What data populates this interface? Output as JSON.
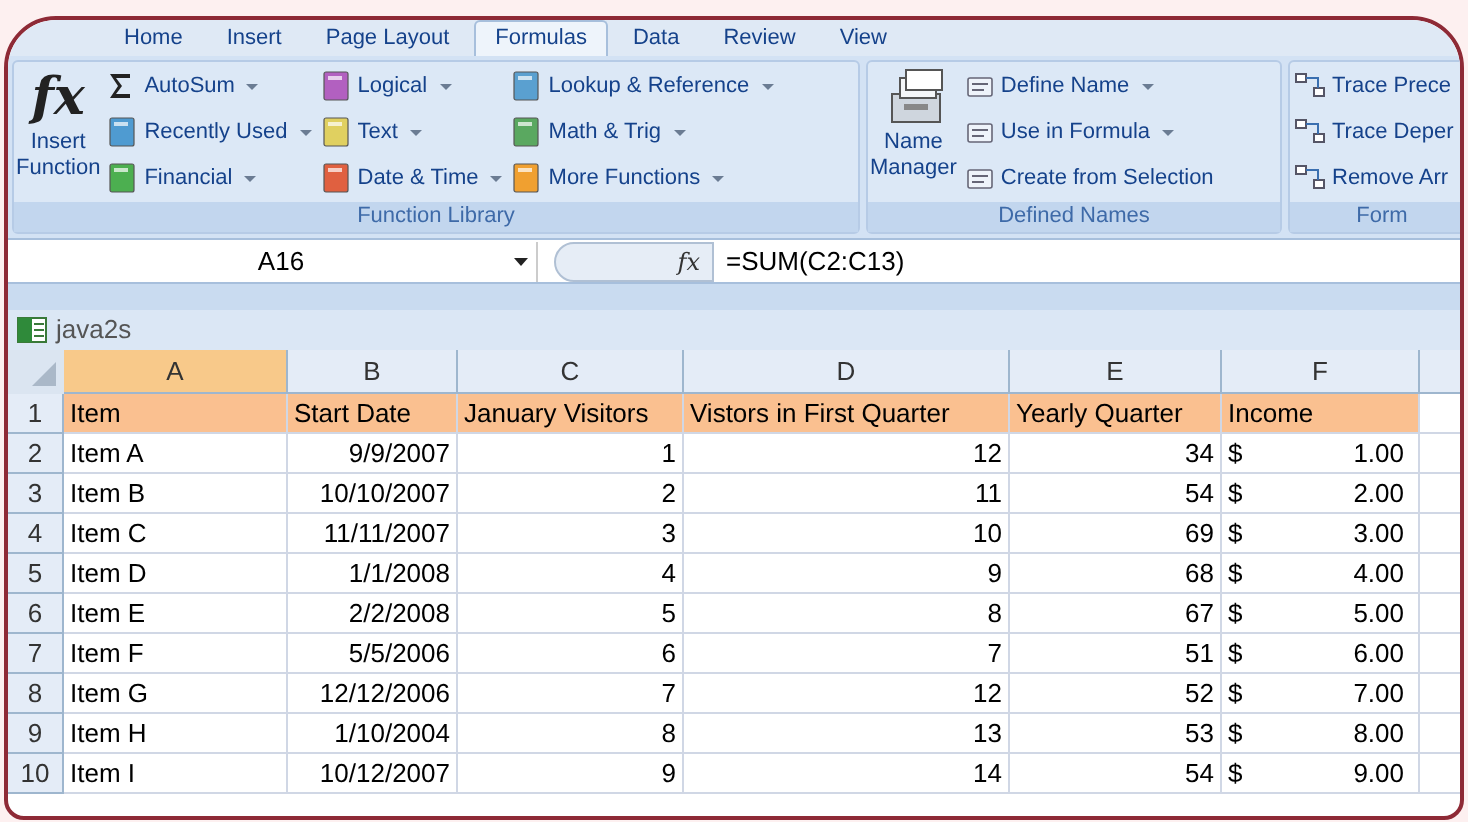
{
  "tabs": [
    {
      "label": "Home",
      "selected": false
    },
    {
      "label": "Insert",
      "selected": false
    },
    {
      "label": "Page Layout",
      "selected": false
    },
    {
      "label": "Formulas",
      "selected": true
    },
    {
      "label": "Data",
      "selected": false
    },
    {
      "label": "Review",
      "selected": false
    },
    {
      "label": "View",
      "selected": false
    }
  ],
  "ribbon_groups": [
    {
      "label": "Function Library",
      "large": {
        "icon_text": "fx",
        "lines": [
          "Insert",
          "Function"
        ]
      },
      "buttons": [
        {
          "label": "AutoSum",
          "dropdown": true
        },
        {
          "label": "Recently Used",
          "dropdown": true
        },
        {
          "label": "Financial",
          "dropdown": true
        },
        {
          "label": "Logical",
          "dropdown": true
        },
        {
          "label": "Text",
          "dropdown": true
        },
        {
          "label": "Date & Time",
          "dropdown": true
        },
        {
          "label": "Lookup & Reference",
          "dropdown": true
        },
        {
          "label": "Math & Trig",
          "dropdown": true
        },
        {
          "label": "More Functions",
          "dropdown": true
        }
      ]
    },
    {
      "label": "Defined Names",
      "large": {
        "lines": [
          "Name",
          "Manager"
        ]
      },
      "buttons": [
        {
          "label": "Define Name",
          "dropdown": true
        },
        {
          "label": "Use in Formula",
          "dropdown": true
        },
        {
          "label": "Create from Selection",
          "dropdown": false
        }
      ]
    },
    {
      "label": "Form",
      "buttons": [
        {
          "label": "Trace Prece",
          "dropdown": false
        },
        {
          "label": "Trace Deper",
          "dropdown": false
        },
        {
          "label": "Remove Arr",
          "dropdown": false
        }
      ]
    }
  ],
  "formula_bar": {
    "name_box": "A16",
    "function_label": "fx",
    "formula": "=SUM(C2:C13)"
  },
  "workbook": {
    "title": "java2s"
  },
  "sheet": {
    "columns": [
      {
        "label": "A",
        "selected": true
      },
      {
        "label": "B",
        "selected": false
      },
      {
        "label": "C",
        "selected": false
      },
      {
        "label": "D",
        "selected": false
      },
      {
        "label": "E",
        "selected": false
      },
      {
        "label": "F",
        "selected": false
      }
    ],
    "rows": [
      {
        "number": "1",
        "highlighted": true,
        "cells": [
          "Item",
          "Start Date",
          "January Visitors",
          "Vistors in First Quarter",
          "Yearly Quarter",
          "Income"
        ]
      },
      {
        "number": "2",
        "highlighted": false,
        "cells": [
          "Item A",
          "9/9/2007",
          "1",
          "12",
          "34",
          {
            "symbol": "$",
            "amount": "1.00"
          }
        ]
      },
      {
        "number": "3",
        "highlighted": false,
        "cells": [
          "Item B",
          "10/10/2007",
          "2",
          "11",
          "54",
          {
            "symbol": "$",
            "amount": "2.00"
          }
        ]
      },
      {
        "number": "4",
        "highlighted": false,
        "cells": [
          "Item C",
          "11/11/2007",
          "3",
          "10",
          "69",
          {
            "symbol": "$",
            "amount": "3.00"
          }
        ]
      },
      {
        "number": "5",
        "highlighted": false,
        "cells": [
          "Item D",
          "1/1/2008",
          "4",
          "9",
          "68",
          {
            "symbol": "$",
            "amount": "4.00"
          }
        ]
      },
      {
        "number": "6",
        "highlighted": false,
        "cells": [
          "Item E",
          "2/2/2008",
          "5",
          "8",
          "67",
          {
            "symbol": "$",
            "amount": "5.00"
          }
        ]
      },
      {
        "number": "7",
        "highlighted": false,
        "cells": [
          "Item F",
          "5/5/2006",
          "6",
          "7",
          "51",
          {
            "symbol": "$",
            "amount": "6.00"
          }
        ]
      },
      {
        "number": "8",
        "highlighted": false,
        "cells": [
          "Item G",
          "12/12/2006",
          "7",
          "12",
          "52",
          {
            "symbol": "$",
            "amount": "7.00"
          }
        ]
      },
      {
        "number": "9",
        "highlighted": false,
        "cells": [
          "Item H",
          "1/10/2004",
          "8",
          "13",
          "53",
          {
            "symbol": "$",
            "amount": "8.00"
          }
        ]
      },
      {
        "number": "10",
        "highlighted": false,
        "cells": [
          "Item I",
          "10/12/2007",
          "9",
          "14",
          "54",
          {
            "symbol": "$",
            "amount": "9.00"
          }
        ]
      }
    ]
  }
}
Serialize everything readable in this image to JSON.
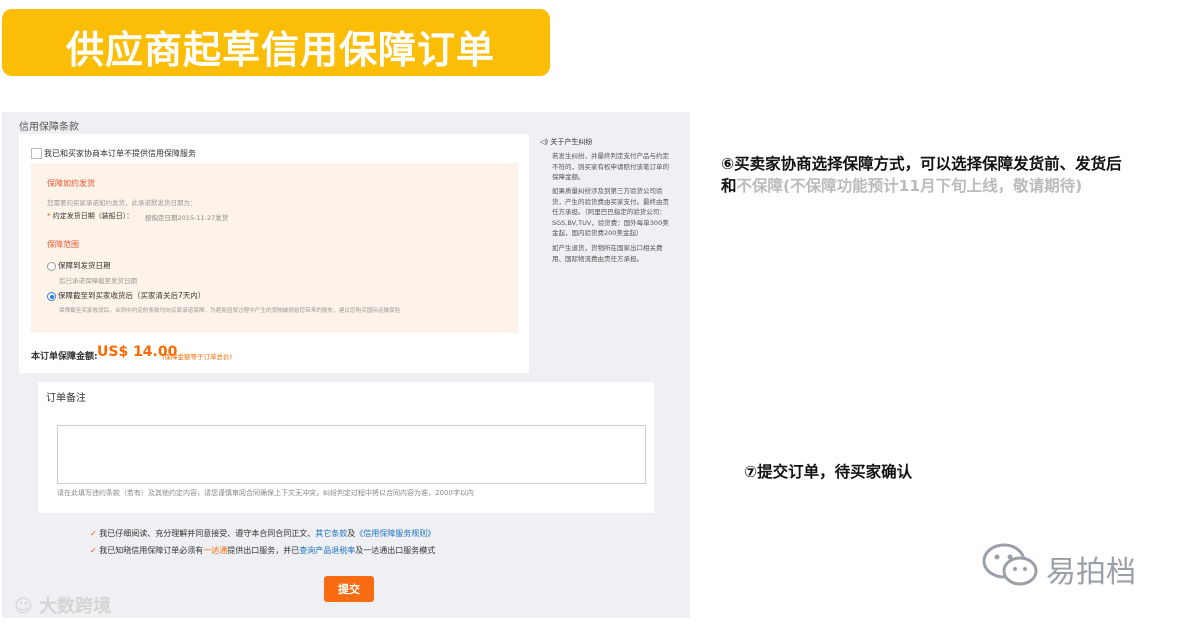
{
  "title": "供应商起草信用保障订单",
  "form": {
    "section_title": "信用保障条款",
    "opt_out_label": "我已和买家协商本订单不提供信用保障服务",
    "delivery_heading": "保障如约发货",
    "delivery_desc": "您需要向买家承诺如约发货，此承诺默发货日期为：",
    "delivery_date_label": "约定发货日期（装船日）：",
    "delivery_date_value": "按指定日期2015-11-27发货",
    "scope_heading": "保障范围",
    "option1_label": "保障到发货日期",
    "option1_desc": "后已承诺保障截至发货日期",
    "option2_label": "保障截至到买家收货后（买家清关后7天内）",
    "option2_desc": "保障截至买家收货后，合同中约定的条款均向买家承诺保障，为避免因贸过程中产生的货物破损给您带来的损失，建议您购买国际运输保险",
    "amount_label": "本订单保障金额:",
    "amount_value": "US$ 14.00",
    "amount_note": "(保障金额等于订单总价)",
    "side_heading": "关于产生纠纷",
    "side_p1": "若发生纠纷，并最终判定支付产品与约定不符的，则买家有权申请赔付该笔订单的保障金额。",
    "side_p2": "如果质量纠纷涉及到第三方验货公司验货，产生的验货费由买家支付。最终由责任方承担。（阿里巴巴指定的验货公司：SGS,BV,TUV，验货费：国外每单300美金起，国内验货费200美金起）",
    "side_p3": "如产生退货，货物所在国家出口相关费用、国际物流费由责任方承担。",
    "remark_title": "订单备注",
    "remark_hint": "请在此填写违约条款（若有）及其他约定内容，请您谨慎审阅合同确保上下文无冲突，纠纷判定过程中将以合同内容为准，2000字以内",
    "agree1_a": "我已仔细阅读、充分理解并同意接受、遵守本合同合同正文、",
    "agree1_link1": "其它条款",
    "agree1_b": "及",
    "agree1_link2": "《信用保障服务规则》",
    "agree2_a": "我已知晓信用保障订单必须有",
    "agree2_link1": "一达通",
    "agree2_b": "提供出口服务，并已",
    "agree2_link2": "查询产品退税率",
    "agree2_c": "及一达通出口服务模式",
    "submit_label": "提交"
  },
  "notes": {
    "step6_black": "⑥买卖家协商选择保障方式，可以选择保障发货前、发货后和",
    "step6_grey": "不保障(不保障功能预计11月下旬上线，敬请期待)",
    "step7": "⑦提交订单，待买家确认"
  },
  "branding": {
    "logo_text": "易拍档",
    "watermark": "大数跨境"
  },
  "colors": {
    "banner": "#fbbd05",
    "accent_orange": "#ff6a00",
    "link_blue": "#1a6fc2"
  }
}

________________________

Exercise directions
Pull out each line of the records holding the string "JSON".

Response area
What data populates this interface? Output as JSON.
Serialize everything readable in this image to JSON.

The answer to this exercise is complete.